Also, Columbia is unique among the top law schools in also having a top-5 international affairs program, the School of International and Public Affairs, which is nicely situated within feet of the law school.  CLS students can cross-register with SIPA, and I met several CLS students at admit week who highly recommended taking a few SIPA courses during 2L/3L.

The sheer influence and number of student-edited journals is unmatched.  For instance, I'm interested in the Journal of Asian Law, the Business Law Review, the Journal of Transnational Law, and of course Columbia Law Review (and that's not even half of them!).  On its own, the Law Review is incredibly influential-- it's the only journal to rank in the top 3 in each of the four categories of W&L's law review rankings (citations, impact, immediacy, and cases), and also has the highest average ranking of any law review.

That's not to say there aren't awesome opportunities on CLS' other journals-- the Columbia Human Rights Law Review is the most cited publication in the field; the Columbia Business Law Journal is also #1.  Both student-run.  You get the point :D

As for clerkships, one should certainly look beyond the % clerking statistic (14%).  That is, this figure would be useful if everyone applied for a clerkship.  However, as explained to me by a professor admit week, most Columbia grads simply don't apply, mostly because of the immense quality and quantity of top firm jobs available upon graduation.  But the opportunity and demand for Columbia clerks is actually quite large, according to the professor, and one of the school's immediate goals is to encourage and help more grads with the application process.  This is definitely something I'm interested in.

I think something unique about Columbia is its strength in educating future general counsels.  CLS grads currently head the offices of general counsel at Goldman Sachs, Princeton University, CalTech, Mitsubishi, US Airways, Microsoft, Dreamworks, and Marriott, among tons of other companies.  Of course, this was all in one of the admissions booklets, but still pretty cool ;D

Finally, I'm sure most of you have visited by now, but I really just loved the feel of the place.  The campus, the people, and the city all seemed like something I could actually look forward to 3 years with... something I couldn't say about any other school.
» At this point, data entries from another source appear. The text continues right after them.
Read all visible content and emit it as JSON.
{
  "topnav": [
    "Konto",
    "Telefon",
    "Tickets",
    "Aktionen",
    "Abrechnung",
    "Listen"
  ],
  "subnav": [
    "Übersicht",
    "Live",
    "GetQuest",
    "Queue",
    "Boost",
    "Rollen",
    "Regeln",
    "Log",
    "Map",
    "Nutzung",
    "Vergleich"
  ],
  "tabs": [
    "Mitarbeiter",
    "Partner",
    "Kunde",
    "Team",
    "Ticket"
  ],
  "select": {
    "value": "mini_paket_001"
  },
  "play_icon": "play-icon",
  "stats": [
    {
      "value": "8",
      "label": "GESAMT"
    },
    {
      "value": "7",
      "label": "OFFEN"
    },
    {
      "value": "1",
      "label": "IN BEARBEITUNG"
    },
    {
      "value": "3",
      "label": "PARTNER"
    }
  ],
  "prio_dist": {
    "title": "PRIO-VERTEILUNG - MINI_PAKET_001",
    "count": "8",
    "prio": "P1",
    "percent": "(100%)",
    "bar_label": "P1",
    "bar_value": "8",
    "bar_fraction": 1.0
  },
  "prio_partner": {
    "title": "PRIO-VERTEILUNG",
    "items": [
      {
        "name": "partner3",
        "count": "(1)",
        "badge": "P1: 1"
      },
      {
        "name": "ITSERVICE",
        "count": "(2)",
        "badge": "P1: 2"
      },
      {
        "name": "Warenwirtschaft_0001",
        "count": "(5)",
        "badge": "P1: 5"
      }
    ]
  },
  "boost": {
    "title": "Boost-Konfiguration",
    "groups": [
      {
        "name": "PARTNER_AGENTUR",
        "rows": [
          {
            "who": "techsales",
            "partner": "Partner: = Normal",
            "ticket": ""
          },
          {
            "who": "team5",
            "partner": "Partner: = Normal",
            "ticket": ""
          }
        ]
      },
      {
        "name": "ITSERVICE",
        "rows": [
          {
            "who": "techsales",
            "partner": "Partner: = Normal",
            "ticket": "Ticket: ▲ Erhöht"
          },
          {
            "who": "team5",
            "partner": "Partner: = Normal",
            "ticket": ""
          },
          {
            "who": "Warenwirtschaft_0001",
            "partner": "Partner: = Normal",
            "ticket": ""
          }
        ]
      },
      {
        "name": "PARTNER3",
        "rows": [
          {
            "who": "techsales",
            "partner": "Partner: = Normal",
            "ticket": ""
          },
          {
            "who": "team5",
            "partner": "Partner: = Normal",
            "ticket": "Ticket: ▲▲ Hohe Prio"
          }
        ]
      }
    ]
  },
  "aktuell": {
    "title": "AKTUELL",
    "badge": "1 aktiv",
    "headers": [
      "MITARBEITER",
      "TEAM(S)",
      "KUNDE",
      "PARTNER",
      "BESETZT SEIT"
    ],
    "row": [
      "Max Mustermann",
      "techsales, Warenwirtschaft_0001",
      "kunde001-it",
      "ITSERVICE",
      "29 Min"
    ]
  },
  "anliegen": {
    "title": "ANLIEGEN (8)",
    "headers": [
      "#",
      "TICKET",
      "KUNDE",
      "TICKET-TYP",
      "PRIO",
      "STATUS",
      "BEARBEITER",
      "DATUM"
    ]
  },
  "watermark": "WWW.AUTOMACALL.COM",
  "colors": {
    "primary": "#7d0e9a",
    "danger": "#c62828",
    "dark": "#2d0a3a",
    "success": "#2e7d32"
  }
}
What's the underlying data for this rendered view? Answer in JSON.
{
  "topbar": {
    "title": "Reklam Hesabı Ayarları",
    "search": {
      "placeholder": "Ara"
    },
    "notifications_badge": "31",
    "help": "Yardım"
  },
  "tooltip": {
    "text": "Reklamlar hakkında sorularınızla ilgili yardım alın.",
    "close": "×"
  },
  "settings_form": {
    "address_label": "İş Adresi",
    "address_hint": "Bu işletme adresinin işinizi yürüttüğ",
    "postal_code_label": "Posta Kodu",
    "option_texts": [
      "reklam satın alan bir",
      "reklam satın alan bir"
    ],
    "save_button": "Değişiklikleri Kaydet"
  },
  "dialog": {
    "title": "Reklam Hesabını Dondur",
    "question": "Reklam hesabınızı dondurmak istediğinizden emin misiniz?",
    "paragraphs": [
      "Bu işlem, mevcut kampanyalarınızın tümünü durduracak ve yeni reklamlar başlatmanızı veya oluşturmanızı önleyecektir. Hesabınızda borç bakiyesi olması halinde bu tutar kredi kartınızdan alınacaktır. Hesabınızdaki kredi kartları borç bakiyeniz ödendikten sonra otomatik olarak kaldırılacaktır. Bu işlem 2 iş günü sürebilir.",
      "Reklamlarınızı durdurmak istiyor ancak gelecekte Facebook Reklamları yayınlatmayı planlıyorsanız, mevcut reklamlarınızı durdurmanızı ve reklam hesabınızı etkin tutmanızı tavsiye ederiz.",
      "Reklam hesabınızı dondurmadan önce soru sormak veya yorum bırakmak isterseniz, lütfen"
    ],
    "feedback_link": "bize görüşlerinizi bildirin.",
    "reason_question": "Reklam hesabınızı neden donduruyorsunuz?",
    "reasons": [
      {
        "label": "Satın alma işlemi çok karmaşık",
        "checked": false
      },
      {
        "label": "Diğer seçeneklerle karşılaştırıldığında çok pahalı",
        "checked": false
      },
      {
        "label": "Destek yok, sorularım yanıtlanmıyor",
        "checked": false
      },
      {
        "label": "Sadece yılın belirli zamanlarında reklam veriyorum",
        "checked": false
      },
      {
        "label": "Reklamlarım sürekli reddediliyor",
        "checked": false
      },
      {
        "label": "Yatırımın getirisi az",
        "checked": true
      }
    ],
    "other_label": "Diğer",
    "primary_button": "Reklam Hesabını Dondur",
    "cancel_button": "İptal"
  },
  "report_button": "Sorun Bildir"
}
why don't you marry it no but seriously, Columbia is awesome.  You should come! :D

This was a good post.

(Yes, I thought I would dig up a relic.)